(Extracted records)
━━━━━━━━

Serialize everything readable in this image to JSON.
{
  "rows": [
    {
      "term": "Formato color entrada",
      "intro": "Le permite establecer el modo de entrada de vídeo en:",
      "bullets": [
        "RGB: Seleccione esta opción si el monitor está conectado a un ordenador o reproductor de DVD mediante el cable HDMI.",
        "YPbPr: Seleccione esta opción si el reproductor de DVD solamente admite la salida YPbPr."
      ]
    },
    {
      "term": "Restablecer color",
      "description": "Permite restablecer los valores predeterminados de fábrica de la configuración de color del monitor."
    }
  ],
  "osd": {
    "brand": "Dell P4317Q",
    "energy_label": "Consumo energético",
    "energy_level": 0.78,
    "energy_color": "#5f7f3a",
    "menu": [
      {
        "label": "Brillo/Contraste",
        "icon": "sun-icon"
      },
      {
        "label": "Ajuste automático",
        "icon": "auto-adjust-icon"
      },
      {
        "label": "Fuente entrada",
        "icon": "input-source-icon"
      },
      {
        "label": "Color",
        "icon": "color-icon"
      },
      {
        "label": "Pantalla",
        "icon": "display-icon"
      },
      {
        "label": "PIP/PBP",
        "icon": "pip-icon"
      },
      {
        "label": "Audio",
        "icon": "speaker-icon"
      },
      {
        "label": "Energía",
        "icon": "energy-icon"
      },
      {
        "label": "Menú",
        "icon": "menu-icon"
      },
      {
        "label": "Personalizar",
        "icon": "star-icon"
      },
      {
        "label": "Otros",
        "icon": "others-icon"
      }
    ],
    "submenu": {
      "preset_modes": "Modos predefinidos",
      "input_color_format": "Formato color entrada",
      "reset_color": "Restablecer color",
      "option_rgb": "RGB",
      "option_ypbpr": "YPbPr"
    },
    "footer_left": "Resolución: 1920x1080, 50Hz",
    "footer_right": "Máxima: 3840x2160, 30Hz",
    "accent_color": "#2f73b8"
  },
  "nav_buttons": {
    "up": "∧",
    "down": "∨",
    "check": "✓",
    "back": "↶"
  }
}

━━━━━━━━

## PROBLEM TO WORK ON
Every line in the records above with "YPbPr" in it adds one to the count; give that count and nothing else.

## TASK OUTPUT
2